AI That Serves the Intention of the Player is Key
The problem of visual and vectoral continuity is less a problem when the player herself decides to change the angle and moves the camera deliberately, because then the player is fully aware of the intention behind the camera move (which simply is her own intention). It becomes rather problematic when the design of the cam algorithm is not really able to follow the basic player intentions that emerge during gameplay. The player continually will experience a lack of correspondence and feel that the game is difficult to control. Even if the cam design is ok, a player atill can mess up things and lose sight (or orientation), so some games provide this cool button that resets your view to the “standart” camera position of the game. This means you can re-build your feeling of continuity, and that is the reasons why it feels so much home, so much safe to be able to do this.
Is it the Turn of Tertiary Motion?
My direct answer is no. But achievements in both AI and gameplay literacy (yes, it is very important what gamers know about "reading" games) can change that.
It can be said that even today, in times in which we can play as cinematic games as God of War, that sceen events in most of the video games genres are articulated differently from those in film. In video games thing become problematic when tertiary motion is involved. In most games, events are placed along the pathway of one long uncut shot, seen through a single camera that continously travels through the virtual environment.
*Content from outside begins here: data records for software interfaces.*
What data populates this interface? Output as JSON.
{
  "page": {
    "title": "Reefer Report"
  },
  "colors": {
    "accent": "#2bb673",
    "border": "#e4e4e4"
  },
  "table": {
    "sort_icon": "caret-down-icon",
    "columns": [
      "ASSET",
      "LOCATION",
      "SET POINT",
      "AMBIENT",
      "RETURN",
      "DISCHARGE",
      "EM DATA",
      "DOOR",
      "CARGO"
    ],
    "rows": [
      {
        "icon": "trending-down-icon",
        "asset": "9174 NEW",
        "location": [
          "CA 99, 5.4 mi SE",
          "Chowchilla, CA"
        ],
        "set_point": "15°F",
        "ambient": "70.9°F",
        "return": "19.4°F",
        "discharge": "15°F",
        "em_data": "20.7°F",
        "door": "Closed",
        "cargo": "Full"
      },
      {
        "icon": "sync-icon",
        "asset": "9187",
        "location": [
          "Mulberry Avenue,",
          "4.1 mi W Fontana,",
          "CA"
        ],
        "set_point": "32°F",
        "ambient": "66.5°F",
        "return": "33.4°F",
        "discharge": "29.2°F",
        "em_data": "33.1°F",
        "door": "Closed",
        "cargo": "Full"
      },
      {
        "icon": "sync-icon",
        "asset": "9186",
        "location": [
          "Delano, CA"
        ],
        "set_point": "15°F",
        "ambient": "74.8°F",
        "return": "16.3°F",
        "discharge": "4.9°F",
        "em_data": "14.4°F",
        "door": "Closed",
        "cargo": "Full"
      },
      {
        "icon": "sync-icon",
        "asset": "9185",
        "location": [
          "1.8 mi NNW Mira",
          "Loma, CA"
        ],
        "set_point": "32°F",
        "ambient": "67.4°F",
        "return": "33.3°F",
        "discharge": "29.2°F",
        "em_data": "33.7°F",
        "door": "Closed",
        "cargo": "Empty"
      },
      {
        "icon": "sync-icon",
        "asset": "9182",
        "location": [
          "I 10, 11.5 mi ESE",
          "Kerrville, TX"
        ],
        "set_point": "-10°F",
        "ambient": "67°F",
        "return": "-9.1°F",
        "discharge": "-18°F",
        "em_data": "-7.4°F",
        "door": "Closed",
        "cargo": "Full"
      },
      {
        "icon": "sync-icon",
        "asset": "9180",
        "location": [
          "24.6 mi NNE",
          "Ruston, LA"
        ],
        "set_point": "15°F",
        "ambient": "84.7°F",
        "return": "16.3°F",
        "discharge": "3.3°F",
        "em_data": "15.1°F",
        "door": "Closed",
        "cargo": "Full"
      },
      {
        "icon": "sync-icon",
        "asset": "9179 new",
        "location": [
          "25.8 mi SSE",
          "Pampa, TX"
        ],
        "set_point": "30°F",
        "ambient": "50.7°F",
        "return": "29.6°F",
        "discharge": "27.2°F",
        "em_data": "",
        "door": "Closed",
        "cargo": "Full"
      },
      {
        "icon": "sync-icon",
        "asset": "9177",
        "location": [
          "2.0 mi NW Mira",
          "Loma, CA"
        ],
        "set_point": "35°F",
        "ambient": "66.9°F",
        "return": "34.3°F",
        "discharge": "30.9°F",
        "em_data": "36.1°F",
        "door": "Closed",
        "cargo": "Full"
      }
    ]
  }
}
An important part of storytelling and dramatization is done with the help of graphication devices such as HUD-displays and other visual elements that blend in during gameplay.. and sound of course.
These differences require filmic writing approaches in game development to be reviewed. Not necessarily in terms of the basic principles of drama but in regard to proper visual narration. While writing, the writer maybe needs to be aware that the video game “director” cannot make as heavy use of tertiary motion as the film director can. The writer must understand that writing for games requires player control to be considered while she writes how the scene unfolds.
 This is also the main reason why game-trailers shouldn’t be seen as promises regarding gameplay. A trailer is something to watch, not to control; usually it is built on an amount of tertiary motion that the game would not be able to support during gameplay for reasons of player control.
 One memorable exception is the film Lady in the Lake, fully shot in first person perspective. Wikipedia quotes a The New York Times film critic writing the following: "In making the camera an active participant, rather than an off-side reporter, Mr. Montgomery has, however, failed to exploit the full possibilities suggested by this unusual technique. For after a few minutes of seeing a hand reaching toward a door knob, or lighting a cigarette or lifting a glass, or a door moving toward you as though it might come right out of the screen the novelty begins to wear thin."
This article has been published earlier on my game blog The Ludosphere.